For the word "JSON", state how many lines of the data include it. Respond with the number only.
-- Opening Marker --
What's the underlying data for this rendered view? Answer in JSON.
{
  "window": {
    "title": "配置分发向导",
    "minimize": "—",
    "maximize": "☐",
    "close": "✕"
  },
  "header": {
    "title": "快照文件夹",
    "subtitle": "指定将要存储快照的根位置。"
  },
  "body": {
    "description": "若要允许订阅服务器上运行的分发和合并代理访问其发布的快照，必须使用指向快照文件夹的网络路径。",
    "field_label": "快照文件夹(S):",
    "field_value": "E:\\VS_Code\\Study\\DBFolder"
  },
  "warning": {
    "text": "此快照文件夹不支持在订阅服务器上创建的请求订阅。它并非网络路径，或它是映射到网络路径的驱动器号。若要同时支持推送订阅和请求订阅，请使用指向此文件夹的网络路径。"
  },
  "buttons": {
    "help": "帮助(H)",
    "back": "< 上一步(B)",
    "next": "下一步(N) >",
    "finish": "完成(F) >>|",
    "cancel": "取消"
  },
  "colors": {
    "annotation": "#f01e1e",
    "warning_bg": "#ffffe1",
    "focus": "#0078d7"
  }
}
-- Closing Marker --
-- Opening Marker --
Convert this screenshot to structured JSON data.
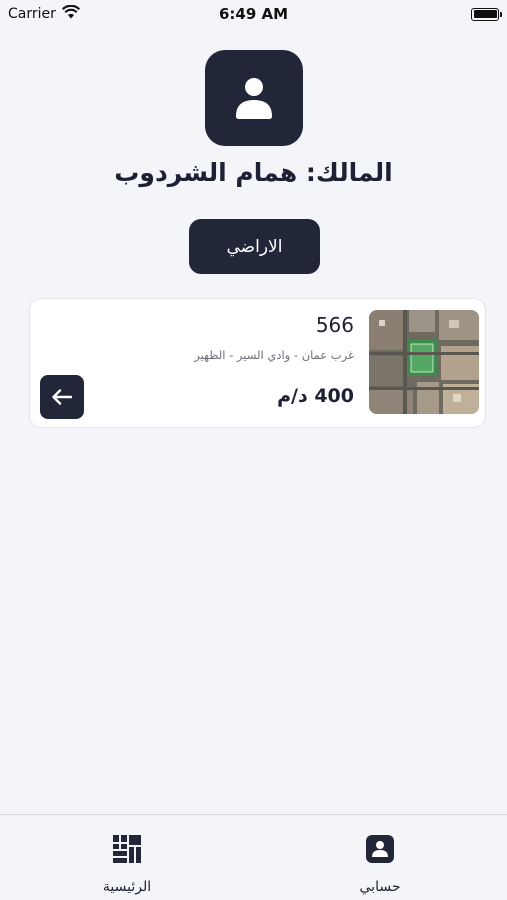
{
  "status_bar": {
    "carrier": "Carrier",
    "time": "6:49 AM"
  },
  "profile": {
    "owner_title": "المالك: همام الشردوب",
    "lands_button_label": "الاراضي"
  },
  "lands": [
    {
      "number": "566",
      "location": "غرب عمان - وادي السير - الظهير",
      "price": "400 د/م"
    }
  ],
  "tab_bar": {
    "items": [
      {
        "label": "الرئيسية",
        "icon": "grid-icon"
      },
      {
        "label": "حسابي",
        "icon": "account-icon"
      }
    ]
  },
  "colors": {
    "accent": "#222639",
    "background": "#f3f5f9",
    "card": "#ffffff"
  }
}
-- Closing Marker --
» **TASK RESULT**: 2